At least the EPL and English Football League (EFL) testing news remains good. A top detective could possibly name which two EPL players or staff tested positive in February’s first week (Lt. Colombo would know straight away but pursue them for an entire episode). And these are the best test results since records began. There were also two positive tests during the week commencing 19th October. But they came from 1,609 tests. Last week’s duo emerged from 2,970 tests. In the EFL over the same week, there were 16 positives from 5,470 tests, after 19 from 5.448 the previous week, with the only blot (dot?) on this landscape being the number of Covid-free clubs dropping from 65 to 64.

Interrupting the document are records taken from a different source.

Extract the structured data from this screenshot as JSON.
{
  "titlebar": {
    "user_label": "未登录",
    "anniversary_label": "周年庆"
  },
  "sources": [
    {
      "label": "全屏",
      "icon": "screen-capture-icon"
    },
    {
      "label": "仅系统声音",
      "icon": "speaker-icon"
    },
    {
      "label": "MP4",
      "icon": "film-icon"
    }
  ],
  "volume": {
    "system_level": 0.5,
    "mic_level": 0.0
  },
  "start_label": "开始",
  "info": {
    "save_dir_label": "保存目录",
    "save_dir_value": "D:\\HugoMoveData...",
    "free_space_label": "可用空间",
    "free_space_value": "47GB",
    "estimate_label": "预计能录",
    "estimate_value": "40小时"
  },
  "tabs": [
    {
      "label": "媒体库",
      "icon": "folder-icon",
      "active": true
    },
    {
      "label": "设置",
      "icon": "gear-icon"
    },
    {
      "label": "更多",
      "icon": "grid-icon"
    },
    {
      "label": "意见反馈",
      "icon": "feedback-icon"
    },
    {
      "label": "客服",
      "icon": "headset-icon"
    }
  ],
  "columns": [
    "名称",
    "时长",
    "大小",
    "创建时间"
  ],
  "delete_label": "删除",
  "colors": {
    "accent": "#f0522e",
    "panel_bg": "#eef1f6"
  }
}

The leagues have yet to publish data on vaccinated staff. And they probably daren’t tell of any vaccinated players, after the furore surrounding National League top-flighters Chesterfield. No news on the promised investigation into the vaccination of three Spireites players and three staff. And the Daily Mail has moved on to stir other shit. But, in contrast, the club were this week praised for Covid honesty.
One of their players showed viral symptoms during the build-up to last Saturday’s FA Trophy tie at Aldershot, forcing Chesterfield to withdraw from the game an hour before kick-off. The player tested positive on Sunday. And with ten players forced into isolation, the club had to cede the tie and withdraw from the competition. Despite the late postponement, Shots boss Martin Searle appreciated Chesterfield’s attitude: “Fair play to Chesterfield. It must have crossed peoples’ mind to say ‘let’s leave that one.’ But it’s nice to see people taking this disease seriously and that peoples’ well-being is being put at the forefront of everything.”
Chesterfield’s next three National League games were postponed (starting with last Tuesday’s league trip to Aldershot… nothing personal, one assumes). And this could all-but-end their season given the current National League ‘situation,’ which is another story… this one, in fact.
No more news, either, of players having clandestine haircuts… or at least no more players dim enough to post barbershop pics on Instagram. And goalscorers continue to get as mobbed as ever, with continuing zero impact on Covid test results.
In football, as in life, data is encouraging. I’m as virulent as any Covid variant in my criticism of this government. But their vaccine procurement and roll-out policies deserve equal praise. And a combo of all of the above suggests that the beginning of the end of football’s Covid crisis maybe perhaps on the horizon. Possibly (hope I’ve qualified that enough). As long as the government and the game make no more mistakes anyw …ah.